“Injury-free or zero injuries becomes a natural outcome of how we operate,” I continued. “In the new paradigm, if an injury were to occur, our people would be shocked. It’d be front-page news because such a thing just won’t happen in that world. If it did we’d all see it as a major failure we all had a hand in causing.”

“I’m starting to see where you’re coming from,” Bob said. “But help me understand where the five conditions fit in.”

“The five conditions are just one example of what’s different in the new paradigm,” I said. “I shared them because I want to hold them up in contrast to the way we normally think of working on safety. Until we had this conversation, would you have understood that a sense of belonging must be in place if our dream of ‘injury-free’ is ever to be realized?”

“Okay, I get it now,” Bob said. “At least, I’m beginning to. But help me understand the process we would follow in making this shift to the new paradigm. What would it look like at the beginning? The middle? The end? I can feel where you’re coming from, but I just can’t picture what it would look like if we embraced this new paradigm.”

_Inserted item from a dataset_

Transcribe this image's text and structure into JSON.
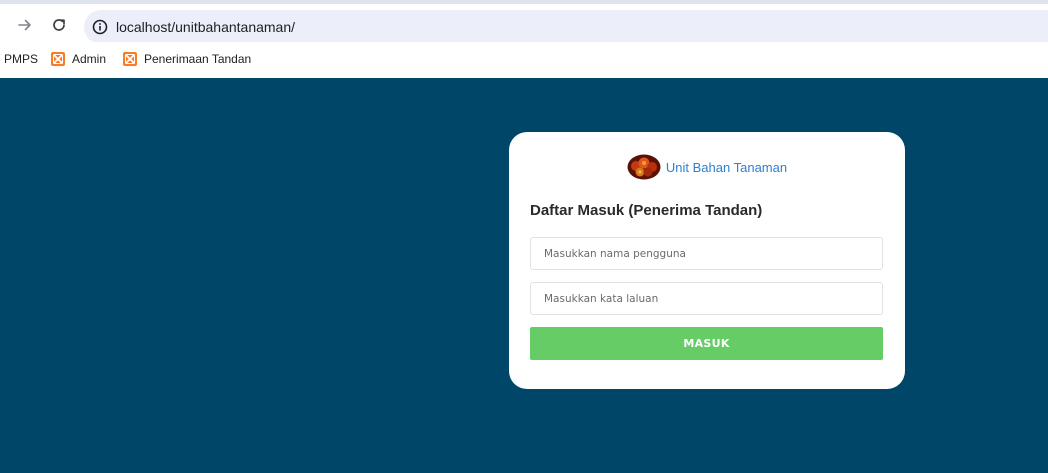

“That’s exactly where I want to go in our next meeting,” I said. “Next time, I’ll share a process for leading that transformation––one that gets you more than the safety you want, but business performance far beyond what you currently believe is possible.”

“Sounds too good to be true,” Bob responded––then smiled.

We agreed to meet again in a couple of days. Bob was too eager to dive in to hold off for our standard week between coaching sessions, which showed me that he was genuinely intrigued. That’s the most I could expect from him at this stage, and I was thrilled.

Let’s go All-In.